■ Problem details: Write out exactly the lines that run from the one containing "Read all visible content and emit it as JSON." to the end of the entries below, with both end lines included.

[[ Stored data, beginning ]]

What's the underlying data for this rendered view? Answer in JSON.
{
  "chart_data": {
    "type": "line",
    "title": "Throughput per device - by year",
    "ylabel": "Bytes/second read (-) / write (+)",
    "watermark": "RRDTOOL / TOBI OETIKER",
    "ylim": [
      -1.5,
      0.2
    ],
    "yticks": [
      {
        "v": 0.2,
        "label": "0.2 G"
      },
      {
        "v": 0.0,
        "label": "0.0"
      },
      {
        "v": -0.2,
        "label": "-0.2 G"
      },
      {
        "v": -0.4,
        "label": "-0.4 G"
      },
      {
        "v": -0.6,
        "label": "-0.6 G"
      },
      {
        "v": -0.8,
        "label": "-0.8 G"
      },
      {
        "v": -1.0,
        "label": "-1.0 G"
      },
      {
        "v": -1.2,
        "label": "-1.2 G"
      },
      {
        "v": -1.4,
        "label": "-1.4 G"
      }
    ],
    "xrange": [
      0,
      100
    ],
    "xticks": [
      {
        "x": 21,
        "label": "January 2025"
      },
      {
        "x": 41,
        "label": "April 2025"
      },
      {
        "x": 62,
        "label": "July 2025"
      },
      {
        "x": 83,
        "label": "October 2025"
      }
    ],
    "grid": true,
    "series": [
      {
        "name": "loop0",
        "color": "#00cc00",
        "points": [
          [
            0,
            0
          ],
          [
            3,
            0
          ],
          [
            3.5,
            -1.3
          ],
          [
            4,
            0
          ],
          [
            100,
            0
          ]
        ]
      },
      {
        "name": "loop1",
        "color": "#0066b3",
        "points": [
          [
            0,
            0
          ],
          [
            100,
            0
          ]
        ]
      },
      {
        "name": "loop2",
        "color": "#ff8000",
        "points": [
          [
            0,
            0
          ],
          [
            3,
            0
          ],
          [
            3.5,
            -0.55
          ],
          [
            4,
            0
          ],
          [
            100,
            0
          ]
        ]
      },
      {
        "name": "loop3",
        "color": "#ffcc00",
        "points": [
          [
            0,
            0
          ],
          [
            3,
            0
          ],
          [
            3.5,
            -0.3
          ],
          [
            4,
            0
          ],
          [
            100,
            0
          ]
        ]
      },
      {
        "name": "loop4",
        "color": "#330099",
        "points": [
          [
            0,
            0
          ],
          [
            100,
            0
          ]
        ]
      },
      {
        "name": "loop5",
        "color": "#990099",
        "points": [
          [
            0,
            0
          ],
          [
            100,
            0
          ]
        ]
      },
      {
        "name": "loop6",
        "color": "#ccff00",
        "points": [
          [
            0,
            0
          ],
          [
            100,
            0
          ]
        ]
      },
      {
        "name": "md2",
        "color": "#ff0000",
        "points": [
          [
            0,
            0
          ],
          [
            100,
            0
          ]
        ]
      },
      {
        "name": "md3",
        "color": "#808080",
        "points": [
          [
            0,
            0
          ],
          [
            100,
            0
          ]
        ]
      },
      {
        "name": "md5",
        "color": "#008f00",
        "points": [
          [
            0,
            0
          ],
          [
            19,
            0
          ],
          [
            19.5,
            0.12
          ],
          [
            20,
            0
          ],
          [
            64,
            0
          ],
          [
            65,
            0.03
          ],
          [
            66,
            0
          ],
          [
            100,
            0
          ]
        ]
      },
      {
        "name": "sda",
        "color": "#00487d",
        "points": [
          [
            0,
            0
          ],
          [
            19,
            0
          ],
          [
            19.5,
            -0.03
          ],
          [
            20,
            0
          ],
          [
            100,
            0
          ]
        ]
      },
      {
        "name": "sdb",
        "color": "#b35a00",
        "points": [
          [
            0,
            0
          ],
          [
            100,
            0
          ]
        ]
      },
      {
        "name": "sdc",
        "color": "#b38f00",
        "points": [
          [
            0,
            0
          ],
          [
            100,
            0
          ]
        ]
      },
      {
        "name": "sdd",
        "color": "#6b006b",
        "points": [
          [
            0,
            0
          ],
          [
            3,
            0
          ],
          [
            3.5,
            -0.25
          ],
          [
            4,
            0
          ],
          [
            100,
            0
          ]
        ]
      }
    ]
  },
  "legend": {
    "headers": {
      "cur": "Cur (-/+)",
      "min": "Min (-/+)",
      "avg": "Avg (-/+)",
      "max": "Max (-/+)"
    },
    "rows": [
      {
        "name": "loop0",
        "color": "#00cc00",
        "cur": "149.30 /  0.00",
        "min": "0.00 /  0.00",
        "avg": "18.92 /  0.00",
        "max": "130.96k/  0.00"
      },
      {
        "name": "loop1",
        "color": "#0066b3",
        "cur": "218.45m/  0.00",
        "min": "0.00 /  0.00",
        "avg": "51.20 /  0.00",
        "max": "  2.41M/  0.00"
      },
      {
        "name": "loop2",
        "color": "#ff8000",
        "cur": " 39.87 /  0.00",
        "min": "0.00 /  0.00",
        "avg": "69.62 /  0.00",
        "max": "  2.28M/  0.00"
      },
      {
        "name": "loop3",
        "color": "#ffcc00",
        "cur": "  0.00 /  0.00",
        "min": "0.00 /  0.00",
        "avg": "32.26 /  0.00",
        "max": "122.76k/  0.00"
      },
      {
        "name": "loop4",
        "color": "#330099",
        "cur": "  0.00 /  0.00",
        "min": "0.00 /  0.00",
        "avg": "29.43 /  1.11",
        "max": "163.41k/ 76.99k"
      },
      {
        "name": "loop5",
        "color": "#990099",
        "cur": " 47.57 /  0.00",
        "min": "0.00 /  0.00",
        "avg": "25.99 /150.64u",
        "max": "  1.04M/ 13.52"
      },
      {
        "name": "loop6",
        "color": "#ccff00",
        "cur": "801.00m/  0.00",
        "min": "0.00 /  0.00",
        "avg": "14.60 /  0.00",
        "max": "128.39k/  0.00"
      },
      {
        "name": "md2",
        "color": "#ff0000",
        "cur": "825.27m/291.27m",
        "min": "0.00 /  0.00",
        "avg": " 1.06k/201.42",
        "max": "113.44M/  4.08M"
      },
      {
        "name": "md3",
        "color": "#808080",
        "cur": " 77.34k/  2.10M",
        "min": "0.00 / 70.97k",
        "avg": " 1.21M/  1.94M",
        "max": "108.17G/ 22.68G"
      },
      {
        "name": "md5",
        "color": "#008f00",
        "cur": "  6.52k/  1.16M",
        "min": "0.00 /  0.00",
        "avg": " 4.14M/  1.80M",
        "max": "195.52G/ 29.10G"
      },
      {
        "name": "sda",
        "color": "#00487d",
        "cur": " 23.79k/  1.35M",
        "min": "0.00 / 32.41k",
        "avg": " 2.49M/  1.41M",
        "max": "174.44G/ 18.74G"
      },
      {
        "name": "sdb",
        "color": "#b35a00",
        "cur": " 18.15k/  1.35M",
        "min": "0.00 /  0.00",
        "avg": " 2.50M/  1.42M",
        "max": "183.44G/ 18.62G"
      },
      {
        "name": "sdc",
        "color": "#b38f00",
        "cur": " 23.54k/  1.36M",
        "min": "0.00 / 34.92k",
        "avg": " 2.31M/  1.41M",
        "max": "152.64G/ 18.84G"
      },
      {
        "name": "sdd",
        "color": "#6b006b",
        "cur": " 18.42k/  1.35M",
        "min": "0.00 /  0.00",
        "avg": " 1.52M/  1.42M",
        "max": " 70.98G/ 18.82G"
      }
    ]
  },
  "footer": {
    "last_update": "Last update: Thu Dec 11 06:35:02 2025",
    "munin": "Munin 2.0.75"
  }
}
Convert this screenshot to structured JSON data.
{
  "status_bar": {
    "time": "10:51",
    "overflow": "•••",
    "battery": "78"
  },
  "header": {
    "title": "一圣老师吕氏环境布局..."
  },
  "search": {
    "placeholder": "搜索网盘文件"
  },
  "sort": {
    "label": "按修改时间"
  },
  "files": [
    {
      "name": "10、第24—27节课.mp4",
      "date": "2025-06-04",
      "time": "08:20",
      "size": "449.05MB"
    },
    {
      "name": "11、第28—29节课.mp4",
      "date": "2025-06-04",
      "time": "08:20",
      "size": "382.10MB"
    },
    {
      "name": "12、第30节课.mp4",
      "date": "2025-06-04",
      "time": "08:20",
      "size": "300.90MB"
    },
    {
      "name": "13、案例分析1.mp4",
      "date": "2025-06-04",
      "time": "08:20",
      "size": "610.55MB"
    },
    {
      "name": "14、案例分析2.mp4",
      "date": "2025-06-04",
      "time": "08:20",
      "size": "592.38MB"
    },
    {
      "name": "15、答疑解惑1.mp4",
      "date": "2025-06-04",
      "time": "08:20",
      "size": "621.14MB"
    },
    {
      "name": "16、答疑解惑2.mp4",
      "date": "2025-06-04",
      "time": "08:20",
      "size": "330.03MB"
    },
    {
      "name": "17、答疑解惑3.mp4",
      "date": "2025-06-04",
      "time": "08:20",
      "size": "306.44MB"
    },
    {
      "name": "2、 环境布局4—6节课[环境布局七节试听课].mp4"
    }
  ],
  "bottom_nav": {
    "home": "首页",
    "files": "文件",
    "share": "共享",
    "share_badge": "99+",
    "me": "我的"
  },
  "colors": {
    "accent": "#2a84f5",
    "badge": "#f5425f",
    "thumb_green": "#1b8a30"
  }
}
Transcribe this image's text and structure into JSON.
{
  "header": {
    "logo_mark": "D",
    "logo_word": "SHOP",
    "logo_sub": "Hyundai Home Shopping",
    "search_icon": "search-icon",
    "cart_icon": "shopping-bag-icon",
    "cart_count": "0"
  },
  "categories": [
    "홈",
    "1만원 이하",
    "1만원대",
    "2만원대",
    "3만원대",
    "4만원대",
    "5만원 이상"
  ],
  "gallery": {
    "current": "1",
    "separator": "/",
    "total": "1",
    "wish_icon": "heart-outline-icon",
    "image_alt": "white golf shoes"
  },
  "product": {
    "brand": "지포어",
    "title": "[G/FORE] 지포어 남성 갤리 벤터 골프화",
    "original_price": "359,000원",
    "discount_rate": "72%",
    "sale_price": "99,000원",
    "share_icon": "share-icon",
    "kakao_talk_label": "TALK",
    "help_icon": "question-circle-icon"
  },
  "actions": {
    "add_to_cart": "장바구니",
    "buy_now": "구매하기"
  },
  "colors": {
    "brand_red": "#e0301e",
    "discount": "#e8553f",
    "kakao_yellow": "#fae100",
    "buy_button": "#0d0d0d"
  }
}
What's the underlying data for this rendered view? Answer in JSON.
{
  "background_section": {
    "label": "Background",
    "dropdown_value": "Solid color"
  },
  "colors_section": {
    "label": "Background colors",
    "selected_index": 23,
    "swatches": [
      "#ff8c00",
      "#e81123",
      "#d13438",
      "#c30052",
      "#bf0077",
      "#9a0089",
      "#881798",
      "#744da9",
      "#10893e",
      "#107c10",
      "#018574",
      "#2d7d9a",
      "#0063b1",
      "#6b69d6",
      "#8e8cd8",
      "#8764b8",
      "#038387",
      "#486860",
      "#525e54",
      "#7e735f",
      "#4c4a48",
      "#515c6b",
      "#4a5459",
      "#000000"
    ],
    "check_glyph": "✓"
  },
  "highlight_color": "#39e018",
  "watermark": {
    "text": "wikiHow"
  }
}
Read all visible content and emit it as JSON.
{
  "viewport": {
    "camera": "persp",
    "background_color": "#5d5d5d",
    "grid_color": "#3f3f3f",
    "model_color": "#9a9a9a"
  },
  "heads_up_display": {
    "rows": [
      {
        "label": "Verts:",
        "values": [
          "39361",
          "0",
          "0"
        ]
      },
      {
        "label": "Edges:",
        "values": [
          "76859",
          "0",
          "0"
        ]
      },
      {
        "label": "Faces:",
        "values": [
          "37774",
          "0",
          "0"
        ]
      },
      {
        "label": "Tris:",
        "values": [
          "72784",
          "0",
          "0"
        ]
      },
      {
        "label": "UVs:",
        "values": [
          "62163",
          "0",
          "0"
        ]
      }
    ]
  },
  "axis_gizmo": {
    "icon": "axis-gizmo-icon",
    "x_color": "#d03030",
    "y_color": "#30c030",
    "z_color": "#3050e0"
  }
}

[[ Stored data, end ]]

■ Exercise response:
Read all visible content and emit it as JSON.
{
  "viewport": {
    "camera": "persp",
    "background_color": "#5d5d5d",
    "grid_color": "#3f3f3f",
    "model_color": "#9a9a9a"
  },
  "heads_up_display": {
    "rows": [
      {
        "label": "Verts:",
        "values": [
          "39361",
          "0",
          "0"
        ]
      },
      {
        "label": "Edges:",
        "values": [
          "76859",
          "0",
          "0"
        ]
      },
      {
        "label": "Faces:",
        "values": [
          "37774",
          "0",
          "0"
        ]
      },
      {
        "label": "Tris:",
        "values": [
          "72784",
          "0",
          "0"
        ]
      },
      {
        "label": "UVs:",
        "values": [
          "62163",
          "0",
          "0"
        ]
      }
    ]
  },
  "axis_gizmo": {
    "icon": "axis-gizmo-icon",
    "x_color": "#d03030",
    "y_color": "#30c030",
    "z_color": "#3050e0"
  }
}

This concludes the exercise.